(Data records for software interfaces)
******************************
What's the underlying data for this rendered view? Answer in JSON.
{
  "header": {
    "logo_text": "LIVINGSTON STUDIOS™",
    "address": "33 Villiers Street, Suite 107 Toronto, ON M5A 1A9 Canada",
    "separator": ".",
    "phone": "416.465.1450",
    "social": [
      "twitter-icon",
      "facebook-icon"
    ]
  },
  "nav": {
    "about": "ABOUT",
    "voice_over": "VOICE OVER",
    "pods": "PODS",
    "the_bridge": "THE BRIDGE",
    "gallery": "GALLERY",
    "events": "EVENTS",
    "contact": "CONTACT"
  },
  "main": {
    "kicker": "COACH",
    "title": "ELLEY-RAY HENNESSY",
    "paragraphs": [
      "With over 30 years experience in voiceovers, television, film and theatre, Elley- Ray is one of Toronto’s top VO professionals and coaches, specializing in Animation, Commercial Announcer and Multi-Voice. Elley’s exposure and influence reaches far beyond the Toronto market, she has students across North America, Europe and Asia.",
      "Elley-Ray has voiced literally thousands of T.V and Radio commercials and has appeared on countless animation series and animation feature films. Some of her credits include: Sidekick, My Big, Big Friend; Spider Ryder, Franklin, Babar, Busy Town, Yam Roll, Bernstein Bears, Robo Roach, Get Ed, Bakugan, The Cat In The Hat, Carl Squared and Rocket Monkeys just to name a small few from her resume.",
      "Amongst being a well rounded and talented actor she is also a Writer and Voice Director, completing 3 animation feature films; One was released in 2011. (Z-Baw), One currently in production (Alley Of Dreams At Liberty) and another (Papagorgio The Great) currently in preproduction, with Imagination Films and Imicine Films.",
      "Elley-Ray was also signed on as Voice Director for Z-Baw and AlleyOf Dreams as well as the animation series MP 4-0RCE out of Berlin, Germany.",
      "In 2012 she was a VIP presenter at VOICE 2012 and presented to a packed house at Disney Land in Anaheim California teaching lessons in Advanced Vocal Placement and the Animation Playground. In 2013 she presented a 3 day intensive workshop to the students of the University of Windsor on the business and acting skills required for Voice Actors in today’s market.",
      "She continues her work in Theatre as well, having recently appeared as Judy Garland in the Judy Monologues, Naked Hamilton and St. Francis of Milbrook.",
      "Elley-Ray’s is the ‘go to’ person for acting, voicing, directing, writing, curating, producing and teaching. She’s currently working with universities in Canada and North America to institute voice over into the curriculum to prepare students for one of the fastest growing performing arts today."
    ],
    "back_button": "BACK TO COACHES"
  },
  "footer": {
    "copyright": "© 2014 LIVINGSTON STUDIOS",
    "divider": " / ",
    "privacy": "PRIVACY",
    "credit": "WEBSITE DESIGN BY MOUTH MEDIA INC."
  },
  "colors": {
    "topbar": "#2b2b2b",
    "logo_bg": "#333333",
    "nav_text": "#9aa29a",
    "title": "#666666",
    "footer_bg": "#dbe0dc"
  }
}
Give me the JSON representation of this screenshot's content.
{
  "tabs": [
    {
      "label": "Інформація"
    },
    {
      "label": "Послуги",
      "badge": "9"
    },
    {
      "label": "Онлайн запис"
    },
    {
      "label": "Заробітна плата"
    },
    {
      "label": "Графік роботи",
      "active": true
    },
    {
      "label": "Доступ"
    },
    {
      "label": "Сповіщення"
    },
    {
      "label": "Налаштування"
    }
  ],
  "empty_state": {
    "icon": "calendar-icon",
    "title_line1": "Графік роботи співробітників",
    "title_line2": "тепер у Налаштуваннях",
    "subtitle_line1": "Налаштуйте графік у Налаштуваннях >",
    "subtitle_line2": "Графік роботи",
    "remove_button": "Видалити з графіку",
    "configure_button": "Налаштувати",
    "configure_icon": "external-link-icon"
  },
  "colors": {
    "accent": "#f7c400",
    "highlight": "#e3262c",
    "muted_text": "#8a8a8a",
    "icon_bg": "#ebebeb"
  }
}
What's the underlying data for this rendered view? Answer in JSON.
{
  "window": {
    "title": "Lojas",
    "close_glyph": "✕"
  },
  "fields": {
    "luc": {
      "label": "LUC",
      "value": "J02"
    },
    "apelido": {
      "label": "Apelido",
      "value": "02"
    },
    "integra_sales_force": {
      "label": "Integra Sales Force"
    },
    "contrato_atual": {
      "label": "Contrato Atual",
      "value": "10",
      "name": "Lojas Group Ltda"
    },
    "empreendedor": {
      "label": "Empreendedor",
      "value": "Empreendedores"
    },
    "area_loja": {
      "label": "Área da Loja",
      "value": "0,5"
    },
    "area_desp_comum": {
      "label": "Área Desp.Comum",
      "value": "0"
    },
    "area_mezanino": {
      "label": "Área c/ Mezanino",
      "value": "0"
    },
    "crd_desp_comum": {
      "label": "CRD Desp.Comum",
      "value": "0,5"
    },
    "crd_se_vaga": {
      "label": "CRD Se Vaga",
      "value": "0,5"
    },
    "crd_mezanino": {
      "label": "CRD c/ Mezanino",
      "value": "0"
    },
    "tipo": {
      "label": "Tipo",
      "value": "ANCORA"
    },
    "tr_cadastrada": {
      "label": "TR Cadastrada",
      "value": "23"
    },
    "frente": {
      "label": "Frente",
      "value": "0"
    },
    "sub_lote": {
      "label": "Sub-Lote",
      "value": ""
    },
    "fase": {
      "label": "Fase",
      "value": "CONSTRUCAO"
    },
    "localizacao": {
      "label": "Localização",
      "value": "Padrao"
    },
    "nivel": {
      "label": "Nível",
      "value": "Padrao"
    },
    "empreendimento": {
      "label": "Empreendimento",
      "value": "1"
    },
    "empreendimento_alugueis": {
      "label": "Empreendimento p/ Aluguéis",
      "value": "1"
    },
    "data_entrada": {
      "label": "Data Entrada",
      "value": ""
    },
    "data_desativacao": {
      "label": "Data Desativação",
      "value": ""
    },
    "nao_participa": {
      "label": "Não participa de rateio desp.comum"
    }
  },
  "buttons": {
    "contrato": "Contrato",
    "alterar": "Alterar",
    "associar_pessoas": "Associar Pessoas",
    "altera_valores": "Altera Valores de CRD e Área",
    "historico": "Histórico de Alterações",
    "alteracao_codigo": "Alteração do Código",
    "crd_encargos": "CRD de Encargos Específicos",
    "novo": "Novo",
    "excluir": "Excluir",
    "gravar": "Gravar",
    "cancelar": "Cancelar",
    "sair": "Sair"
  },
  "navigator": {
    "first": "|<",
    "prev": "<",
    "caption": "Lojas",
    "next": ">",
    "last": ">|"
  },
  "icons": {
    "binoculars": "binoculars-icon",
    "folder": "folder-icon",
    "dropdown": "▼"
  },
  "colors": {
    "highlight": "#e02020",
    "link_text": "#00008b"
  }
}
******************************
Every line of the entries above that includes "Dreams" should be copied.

      "Amongst being a well rounded and talented actor she is also a Writer and Voice Director, completing 3 animation feature films; One was released in 2011. (Z-Baw), One currently in production (Alley Of Dreams At Liberty) and another (Papagorgio The Great) currently in preproduction, with Imagination Films and Imicine Films.",
      "Elley-Ray was also signed on as Voice Director for Z-Baw and AlleyOf Dreams as well as the animation series MP 4-0RCE out of Berlin, Germany.",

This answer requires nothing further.